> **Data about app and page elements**

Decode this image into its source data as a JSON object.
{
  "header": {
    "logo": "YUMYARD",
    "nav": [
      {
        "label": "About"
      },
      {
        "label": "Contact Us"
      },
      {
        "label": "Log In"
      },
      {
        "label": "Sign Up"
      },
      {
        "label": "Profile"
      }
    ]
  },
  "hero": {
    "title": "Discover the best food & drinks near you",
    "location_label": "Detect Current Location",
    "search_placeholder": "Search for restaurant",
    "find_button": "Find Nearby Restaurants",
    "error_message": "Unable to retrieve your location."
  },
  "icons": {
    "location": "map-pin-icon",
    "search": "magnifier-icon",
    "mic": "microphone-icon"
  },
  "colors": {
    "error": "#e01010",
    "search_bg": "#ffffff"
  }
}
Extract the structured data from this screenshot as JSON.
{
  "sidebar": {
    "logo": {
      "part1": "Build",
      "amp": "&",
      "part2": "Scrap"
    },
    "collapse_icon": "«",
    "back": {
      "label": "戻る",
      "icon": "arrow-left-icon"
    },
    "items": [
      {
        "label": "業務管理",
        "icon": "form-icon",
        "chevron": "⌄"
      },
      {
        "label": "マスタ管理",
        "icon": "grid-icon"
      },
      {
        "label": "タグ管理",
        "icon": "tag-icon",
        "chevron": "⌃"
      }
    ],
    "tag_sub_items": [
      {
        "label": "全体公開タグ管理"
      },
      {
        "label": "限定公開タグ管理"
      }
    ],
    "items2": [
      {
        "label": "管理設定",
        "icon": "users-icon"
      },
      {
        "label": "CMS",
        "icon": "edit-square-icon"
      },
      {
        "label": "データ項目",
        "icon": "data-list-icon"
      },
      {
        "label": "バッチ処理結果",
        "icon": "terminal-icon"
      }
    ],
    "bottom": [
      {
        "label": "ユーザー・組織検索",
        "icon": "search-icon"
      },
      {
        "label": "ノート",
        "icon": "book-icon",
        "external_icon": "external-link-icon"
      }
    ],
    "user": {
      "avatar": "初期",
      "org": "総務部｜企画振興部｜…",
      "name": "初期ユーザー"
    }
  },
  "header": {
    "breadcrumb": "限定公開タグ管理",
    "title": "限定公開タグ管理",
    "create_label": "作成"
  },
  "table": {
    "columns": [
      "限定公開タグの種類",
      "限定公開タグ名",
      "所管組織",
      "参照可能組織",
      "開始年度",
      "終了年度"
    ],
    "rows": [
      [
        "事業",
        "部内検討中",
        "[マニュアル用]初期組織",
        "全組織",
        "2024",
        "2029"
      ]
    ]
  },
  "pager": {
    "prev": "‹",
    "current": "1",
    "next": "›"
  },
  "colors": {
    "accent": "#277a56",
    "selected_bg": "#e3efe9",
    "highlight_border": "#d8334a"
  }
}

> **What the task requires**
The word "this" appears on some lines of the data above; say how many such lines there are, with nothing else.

> **Expected answer**
2